For some people with bad credit, the answer has been to get an emergency loan. In the past, this often meant going to a storefront for a âpayday loanâ. These loans often gained a bad reputation because they charged high interest rates for a loan lasting only two to six weeks. So when the Consumer Financial Protection Bureau (CFPB) was created by President Obama in 2011, Congress gave him specific powers to regulate all short-term lenders.
But the growth of the internet means that many of these loans are moving to innovative online products that offer a longer repayment term and better terms. They typically offer loans between $ 1,500 and $ 10,000, with no collateral requirements or a potentially intimidating meeting with a loan officer.

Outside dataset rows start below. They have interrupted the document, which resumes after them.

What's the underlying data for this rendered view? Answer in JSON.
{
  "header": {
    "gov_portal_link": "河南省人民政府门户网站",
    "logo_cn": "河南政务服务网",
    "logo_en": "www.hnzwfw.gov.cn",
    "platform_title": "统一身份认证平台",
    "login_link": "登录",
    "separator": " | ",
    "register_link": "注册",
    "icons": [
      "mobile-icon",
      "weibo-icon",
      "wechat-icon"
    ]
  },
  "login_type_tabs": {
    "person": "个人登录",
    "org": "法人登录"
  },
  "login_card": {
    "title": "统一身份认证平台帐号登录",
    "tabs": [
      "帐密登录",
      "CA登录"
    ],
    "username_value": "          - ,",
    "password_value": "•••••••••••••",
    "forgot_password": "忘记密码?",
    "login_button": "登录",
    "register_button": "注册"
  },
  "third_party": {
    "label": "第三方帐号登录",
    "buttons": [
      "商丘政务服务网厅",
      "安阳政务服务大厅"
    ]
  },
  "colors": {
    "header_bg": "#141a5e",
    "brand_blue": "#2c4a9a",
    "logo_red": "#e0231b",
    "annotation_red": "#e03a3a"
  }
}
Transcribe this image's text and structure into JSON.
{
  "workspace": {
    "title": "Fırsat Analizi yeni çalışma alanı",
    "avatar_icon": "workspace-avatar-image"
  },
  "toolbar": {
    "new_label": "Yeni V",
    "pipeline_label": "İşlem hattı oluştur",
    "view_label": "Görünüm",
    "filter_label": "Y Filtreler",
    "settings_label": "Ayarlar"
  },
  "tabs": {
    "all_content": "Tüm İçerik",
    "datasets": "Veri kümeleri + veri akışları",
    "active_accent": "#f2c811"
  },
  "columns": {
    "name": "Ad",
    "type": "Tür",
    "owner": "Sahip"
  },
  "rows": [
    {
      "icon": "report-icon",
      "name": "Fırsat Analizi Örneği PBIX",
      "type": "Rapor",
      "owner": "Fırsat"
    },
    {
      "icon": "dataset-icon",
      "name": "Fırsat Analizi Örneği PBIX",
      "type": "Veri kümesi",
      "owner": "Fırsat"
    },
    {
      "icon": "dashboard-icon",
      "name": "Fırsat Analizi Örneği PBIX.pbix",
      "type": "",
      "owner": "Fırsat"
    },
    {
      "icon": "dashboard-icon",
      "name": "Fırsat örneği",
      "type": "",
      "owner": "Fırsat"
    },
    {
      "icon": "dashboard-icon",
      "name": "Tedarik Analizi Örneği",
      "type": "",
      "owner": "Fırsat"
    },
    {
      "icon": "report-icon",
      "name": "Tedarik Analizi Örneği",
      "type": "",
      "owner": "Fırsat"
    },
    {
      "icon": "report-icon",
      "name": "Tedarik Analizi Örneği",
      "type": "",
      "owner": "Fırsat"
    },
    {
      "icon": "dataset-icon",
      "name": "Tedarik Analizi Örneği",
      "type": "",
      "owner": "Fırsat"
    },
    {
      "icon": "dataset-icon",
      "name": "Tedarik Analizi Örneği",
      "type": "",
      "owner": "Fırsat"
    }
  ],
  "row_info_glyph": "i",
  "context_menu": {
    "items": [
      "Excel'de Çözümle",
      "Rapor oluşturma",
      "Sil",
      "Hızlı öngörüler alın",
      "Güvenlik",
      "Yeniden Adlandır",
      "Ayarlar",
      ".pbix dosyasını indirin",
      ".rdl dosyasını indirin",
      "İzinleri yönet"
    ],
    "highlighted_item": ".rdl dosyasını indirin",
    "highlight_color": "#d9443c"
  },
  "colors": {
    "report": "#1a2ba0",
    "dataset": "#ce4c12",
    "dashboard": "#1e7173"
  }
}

But detractors of “payday loans” attribute all the alleged problems with such products to the online lending industry. Senator Elizabeth Warren, who was the creator of CFPB, says consumers struggle to understand new products, make poor choices as a result and need to be protected.
But the CFPB itself was not sure that more regulation was the solution. A CFPB working group January 2021 noted that it was dangerous to use âpatronizing stereotypesâ about consumers to stimulate regulation of the sector:
Recent research indicates that today’s âexpertsâ continue to underestimate the knowledge and capabilities of low-income and marginal consumers. The task force insists that any legislative or regulatory action taken to deny marginal consumers access to low-value loan products be based on sound economic theory and empirical evidence, and not on unfounded and condescending stereotypes about consumers who use these products.
In the last year of the Trump administration, the CFPB proposed a rule allowing financial institutions to once again offer creditworthy people easier access to loan products. Senator Warren quickly responded that “this new rule removes crucial protections for borrowers and makes it clear that the CFPB is not doing its job to protect consumers.” The CPFB may be on the verge of abolishing the Trump-era rule and effectively banning online lending.
Many minority business owners find all of this paternalistic and insulting. Business strategist Julio Rivera writes, at Washington times:
It is particularly infuriating for Ms Warren to make this argument about private lenders, as she had previously championed an initiative to allow the US Postal Service to offer similar loans specifically to pay rent, utilities, mortgage payments. and other unforeseen expenses. Bureaucratic government loans yes, private companies no? . . . Leftists often attempt to deny minorities and working-class households the opportunity to have the options and freedoms – in this case access to credit in emergencies – that progressive elites take for granted.
Democrats have always favored large financial institutions and their lending programs, and despised low-value consumer loans. But more than 7 million American households don’t have anyone with a bank account, and nearly half say it’s because they don’t have enough to meet minimum balance requirements. Many have relied on non-bank credit for their lending needs. For those with only a high school diploma, less than 40% of the loans they take come from banks.
The Right Reverend Council Nedd, Archbishop of the Episcopal Missionary Church, told me that liberal âloan saversâ who want to stop short-term loans âhave no plan to fix your leak or get your car fixed; not even a plan to create an economic environment so that you can have access to the same credit cards they take for granted. “
Nedd says that instead of regulating online lenders – who have used technology to cut costs and more easily match lenders with the best lending options – the government should focus on expanding economic opportunities, not on smother them.